While the EU has strictly forbidden these chemicals, especially in children's products, the US was not that strong.
There are other limitations: in 2010, 80 percent of Dr. Stapleton tested consumer products these chemicals. Now it's almost 20 percent since regulators crack down.
However, there is no ban and they persist – especially in public housing where floors, furniture and products have not been replaced by safer ones.
And the regulators keep finding them in unexpected places.

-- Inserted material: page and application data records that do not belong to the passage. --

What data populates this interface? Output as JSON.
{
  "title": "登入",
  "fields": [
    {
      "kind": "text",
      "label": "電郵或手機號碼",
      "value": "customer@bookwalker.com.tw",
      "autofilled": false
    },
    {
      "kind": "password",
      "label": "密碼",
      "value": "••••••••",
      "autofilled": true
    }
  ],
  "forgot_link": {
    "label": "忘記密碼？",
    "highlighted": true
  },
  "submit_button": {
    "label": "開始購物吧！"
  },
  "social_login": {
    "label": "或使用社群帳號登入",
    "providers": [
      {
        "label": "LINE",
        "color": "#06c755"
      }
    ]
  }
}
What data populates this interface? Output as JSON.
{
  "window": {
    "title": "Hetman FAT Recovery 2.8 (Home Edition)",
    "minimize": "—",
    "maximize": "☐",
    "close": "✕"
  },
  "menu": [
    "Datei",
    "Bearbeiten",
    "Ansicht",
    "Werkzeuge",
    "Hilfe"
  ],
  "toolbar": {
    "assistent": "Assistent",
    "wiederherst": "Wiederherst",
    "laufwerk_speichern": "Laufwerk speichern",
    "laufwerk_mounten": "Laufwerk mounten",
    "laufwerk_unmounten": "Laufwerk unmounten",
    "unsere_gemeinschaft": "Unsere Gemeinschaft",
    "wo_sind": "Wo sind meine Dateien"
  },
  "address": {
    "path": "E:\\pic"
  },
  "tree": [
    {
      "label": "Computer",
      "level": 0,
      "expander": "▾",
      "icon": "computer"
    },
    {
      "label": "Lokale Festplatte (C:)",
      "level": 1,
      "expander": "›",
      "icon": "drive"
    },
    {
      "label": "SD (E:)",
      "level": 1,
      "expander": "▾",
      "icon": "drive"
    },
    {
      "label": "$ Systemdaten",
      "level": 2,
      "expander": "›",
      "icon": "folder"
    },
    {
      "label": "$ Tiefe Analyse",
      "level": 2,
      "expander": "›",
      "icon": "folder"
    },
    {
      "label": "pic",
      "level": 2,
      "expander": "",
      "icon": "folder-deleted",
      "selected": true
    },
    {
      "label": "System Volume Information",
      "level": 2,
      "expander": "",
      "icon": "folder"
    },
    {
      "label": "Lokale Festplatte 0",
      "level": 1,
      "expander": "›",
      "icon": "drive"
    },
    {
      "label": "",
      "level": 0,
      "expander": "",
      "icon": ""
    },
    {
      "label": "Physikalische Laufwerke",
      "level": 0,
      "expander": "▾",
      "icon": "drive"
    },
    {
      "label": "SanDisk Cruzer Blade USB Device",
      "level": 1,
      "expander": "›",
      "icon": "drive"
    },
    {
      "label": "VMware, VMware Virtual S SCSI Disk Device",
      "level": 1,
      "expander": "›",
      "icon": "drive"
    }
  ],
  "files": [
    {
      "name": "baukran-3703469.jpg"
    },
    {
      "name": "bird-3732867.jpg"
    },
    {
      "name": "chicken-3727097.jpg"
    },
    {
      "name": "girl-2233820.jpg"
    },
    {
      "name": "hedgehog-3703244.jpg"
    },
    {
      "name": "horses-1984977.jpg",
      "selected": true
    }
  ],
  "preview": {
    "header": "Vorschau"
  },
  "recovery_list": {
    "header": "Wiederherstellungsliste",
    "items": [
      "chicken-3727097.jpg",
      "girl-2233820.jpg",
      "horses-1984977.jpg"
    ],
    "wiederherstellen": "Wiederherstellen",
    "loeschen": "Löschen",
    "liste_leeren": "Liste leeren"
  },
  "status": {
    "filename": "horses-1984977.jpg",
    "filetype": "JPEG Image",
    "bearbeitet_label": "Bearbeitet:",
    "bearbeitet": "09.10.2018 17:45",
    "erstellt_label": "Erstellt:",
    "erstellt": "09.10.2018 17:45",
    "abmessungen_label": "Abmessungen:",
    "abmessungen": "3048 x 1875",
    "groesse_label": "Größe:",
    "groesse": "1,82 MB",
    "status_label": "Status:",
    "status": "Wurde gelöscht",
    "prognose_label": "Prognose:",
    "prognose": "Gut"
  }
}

A study from last year has shown that flame retardants in farmed fish in the US and the EU are used for PDBEs in fish farming.
Duke's Nicholas School of the Environment, together with the Centers for Disease Control and Prevention and Boston University, launched a three-year study on the exposure of these household chemicals to 203 children from 190 families.
"Our primary goal was to investigate the links between certain products and the exposure of children and determine how the exposure occurred – whether through breathing, skin contact, or inadvertent inhalation of dust," Dr. Stapleton.
The study analyzed samples of indoor air, indoor dust and foam collected from furniture in each orphanage, along with a hand wipe sample, urine and blood from each child.
Subsequently, 44 biomarkers for exposure to various chemicals were quantified, including phthalates and organophosphate esters brominated flame retardants, parabens, phenols, antibacterial agents, and perfluoroalkyl and polyfluoroalkyl substances (PFAS).
Children from homes where the sofa in the main living area contained PBDEs had a six-fold higher concentration of PBDEs in their blood.
In children in houses with vinyl floors in all areas, levels of benzyl butyl phthalate metabolites found in urine were 15 times higher than in children without vinyl floor.
Benzylbutyl phthalate has been implicated in respiratory, skin irritation, multiple myeloma, and reproductive disorders.
The findings were presented at the annual meeting of the American Association for the Advancement of Science in Washington DC.